But it’s not only the tough talk: I also find in him a compassionate spiritual father who understands, from the inside, what it means to be a sinner who never gives up the fight. To experience one’s sinfulness is discouraging, but to have a father who never allows you to sink into the swamp of hopelessness, this prevents even sin from waylaying us in counterproductive shame and sadness.
Is there a particular point that might, in a good way, surprise or amaze readers?
Oh yes! Read chapter 4, which I entitled (tongue-in-cheek): “Not for Your Coffee Mug: The Unquotable St. Josemaría.” I quote point no. 592 in The Way where he says, “Don’t forget that you are just a trash can.”
It sounds so dismissive, doesn’t it? So contrary to what we might expect from a saint, a spiritual book, or even from our cultural setting. But context here is essential. He has extracted this point from his personal journal. In other words, he is primarily talking to himself. But he is making a universal reflection. My reflection on that point from The Way (which includes more than the sentence quoted) focuses on finding joy in our poverty before God, as the saints do.

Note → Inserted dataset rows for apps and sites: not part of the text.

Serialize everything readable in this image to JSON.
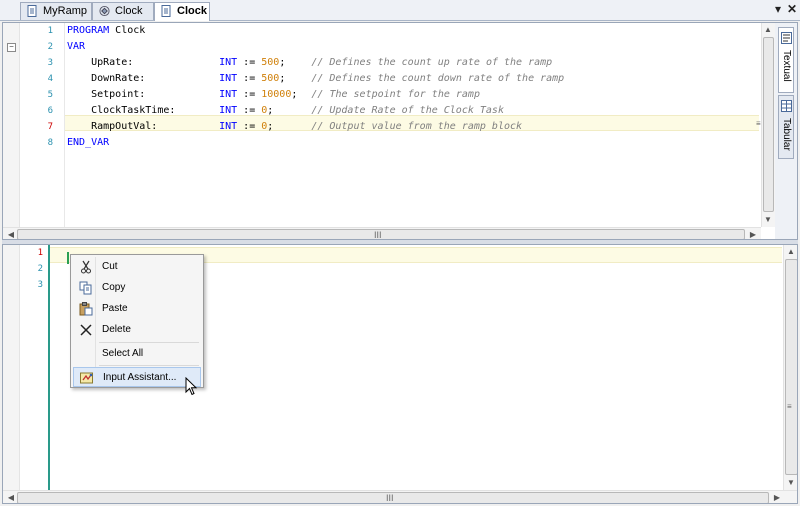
{
  "tabs": [
    {
      "label": "MyRamp",
      "icon": "document-icon",
      "active": false
    },
    {
      "label": "Clock",
      "icon": "pou-icon",
      "active": false
    },
    {
      "label": "Clock",
      "icon": "document-icon",
      "active": true
    }
  ],
  "tab_controls": {
    "dropdown": "▾",
    "close": "✕"
  },
  "declaration": {
    "line_numbers": [
      "1",
      "2",
      "3",
      "4",
      "5",
      "6",
      "7",
      "8"
    ],
    "lines": [
      {
        "indent": "",
        "keyword": "PROGRAM",
        "name": " Clock",
        "type": "",
        "assign": "",
        "value": "",
        "end": "",
        "comment": ""
      },
      {
        "indent": "",
        "keyword": "VAR",
        "name": "",
        "type": "",
        "assign": "",
        "value": "",
        "end": "",
        "comment": ""
      },
      {
        "indent": "    ",
        "keyword": "",
        "name": "UpRate:",
        "type": "INT",
        "assign": " := ",
        "value": "500",
        "end": ";",
        "comment": "// Defines the count up rate of the ramp"
      },
      {
        "indent": "    ",
        "keyword": "",
        "name": "DownRate:",
        "type": "INT",
        "assign": " := ",
        "value": "500",
        "end": ";",
        "comment": "// Defines the count down rate of the ramp"
      },
      {
        "indent": "    ",
        "keyword": "",
        "name": "Setpoint:",
        "type": "INT",
        "assign": " := ",
        "value": "10000",
        "end": ";",
        "comment": "// The setpoint for the ramp"
      },
      {
        "indent": "    ",
        "keyword": "",
        "name": "ClockTaskTime:",
        "type": "INT",
        "assign": " := ",
        "value": "0",
        "end": ";",
        "comment": "// Update Rate of the Clock Task"
      },
      {
        "indent": "    ",
        "keyword": "",
        "name": "RampOutVal:",
        "type": "INT",
        "assign": " := ",
        "value": "0",
        "end": ";",
        "comment": "// Output value from the ramp block"
      },
      {
        "indent": "",
        "keyword": "END_VAR",
        "name": "",
        "type": "",
        "assign": "",
        "value": "",
        "end": "",
        "comment": ""
      }
    ]
  },
  "side_tabs": [
    {
      "label": "Textual",
      "icon": "textual-view-icon",
      "active": true
    },
    {
      "label": "Tabular",
      "icon": "table-view-icon",
      "active": false
    }
  ],
  "implementation": {
    "line_numbers": [
      "1",
      "2",
      "3"
    ]
  },
  "scroll_grip": "III",
  "context_menu": {
    "items": [
      {
        "label": "Cut",
        "icon": "scissors-icon"
      },
      {
        "label": "Copy",
        "icon": "copy-icon"
      },
      {
        "label": "Paste",
        "icon": "paste-icon"
      },
      {
        "label": "Delete",
        "icon": "delete-x-icon"
      },
      {
        "label": "Select All",
        "icon": ""
      },
      {
        "label": "Input Assistant...",
        "icon": "input-assistant-icon",
        "highlighted": true
      }
    ]
  },
  "colors": {
    "keyword": "#0000ff",
    "number": "#d0800a",
    "comment": "#808080",
    "line_number": "#2b91af",
    "current_line": "#fdfbe4",
    "caret": "#2aa052"
  }
}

Trying to grasp the Son of God’s voluntary impoverishment for our sake, His extreme humility, His being rejected and despised for our sake, we find the ‘garbage can’ imagery not so demeaning after all. God can only glorify those who become the least among all, servants of all, and who are willing to bear their share of His passion for the salvation of souls. In other words, to walk in step with the Lord is to share His humiliation. But that humiliation is the precursor of glory.
How can St. Josemaría's teachings be relevant for both lay persons and those in religious life?

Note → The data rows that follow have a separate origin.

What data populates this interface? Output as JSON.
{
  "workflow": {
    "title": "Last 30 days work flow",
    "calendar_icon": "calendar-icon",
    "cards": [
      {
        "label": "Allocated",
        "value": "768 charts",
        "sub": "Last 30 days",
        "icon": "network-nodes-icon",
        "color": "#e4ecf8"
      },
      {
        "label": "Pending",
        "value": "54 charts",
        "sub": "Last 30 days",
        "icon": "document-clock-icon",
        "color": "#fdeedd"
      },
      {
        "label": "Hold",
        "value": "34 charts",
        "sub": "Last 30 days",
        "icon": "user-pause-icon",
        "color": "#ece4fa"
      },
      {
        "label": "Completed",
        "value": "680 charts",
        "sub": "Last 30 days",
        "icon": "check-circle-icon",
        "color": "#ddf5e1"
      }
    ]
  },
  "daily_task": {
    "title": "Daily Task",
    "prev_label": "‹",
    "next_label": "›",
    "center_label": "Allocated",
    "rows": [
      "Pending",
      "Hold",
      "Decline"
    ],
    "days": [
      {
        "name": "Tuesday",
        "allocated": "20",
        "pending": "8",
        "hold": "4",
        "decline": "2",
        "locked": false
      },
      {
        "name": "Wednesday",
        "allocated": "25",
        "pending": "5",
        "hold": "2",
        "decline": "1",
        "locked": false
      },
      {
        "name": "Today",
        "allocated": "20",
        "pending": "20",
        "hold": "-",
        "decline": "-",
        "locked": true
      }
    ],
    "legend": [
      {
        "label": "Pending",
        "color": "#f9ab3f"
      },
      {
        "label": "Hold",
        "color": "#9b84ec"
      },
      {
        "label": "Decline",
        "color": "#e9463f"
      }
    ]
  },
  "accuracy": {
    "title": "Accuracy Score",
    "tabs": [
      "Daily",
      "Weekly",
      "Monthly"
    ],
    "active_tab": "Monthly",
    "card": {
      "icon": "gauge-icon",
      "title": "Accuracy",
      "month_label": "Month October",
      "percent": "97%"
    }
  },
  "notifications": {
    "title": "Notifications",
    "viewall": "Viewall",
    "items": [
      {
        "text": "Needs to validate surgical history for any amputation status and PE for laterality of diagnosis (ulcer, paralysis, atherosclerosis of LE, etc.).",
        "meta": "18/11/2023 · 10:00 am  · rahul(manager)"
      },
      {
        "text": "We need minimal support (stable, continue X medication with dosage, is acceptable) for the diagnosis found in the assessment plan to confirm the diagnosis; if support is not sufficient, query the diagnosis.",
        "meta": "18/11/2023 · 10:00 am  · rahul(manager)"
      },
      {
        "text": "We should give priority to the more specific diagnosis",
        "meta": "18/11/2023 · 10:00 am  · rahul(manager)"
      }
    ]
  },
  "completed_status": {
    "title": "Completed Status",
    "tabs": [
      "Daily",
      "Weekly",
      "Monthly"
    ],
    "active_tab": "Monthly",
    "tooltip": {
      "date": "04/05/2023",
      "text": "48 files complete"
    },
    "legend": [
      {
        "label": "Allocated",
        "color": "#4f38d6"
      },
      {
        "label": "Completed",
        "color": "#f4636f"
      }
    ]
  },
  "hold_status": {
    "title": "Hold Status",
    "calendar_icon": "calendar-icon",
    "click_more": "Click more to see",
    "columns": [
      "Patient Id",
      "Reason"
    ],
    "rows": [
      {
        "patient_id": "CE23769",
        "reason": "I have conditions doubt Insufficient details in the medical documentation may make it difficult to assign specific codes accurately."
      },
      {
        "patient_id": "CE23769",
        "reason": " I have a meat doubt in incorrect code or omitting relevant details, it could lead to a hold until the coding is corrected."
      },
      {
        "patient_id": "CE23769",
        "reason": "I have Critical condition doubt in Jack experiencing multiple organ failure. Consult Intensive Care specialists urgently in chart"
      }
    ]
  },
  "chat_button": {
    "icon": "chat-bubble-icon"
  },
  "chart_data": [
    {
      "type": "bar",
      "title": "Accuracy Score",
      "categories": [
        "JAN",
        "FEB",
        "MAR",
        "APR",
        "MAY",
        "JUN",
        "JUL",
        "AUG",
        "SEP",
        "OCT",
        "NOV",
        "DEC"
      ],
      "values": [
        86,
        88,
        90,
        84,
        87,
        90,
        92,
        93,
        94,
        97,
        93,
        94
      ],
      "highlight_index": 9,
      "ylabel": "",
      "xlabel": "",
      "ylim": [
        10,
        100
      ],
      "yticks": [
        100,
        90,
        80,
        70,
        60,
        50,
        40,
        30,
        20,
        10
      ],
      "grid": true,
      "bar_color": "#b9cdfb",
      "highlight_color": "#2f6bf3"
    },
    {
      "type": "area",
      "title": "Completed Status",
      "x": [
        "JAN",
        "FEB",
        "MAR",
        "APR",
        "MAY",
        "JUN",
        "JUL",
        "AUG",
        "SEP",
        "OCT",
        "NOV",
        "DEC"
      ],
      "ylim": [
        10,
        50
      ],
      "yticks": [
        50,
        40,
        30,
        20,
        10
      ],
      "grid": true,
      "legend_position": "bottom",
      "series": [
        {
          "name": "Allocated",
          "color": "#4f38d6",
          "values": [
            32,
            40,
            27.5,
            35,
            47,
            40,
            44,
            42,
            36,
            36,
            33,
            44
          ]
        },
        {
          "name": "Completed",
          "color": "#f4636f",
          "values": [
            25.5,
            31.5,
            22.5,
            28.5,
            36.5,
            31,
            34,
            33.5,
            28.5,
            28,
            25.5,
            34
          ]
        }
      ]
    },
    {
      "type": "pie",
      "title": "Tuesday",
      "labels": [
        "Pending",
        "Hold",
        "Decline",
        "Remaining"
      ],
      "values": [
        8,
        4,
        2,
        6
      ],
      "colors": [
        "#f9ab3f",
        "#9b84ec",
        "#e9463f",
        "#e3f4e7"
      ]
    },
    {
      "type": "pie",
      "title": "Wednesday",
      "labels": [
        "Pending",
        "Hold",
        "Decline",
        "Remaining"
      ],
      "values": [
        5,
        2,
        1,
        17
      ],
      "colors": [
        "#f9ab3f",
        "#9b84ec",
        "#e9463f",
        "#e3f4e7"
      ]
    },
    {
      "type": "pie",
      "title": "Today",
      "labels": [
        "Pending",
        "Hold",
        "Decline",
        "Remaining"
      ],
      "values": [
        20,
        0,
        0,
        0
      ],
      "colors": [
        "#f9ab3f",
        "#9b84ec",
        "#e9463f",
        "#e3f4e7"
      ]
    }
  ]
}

That’s a good question, because for many people, there doesn’t seem to be any clear crossover between the spirituality of the Work and religious life. I see it this way: the core of Christian spirituality is the same for all of us, namely, the perfection of charity. How we live out the gospel call to love as Christ loves will obviously differ according to our state in life. But for anyone striving for holiness, what seems to separate consecrated life from committed lay life actually unites them.
What do you mean?
I mean the evangelical counsels of poverty, chastity, and obedience. For religious, these are the material for our vows, but living the spirit of these counsels is incumbent on anyone seeking gospel holiness—and this you will find not only in Church documents, but also woven throughout St. Josemaría's spirituality. Lay life requires that one have material means and independence, and normally also includes marriage and children. And that is good. But to hold yourself up to the gospel standard of poverty, chastity, and obedience, with all of the detachment that implies, makes you a very intentional and effective disciple. It keeps us mindful of our need to keep a loose grip on the goods of this world, even if we are immersed in them daily.
What is the most important lesson you hope your readers will learn from the life and teaching of Saint Josemaria?
Mainly two things: the fire to follow Christ to perfection, and the reassurance that He understands all of our weaknesses when we fail to live up to the high bar of gospel perfection. As I’ve mentioned, I find in Saint Josemaría an incredibly encouraging father. Sometimes we might be tempted to think that the gospel is, practically, an impossible ideal.
But the saint’s encouragement (often based on his own experience) leaves us not only no room for excuse, but also the enthusiasm to apply ourselves wholeheartedly to a generous program of holy living—the highest bar possible: “You have forgotten the Lord’s admonition to the Apostle: ‘My grace is enough for you!’ which is confirmation that, if you want to, you can” (Furrow, no. 166). Fathers encourage their children to do great things, and this encouragement brings with it the assurance that those great things can be done.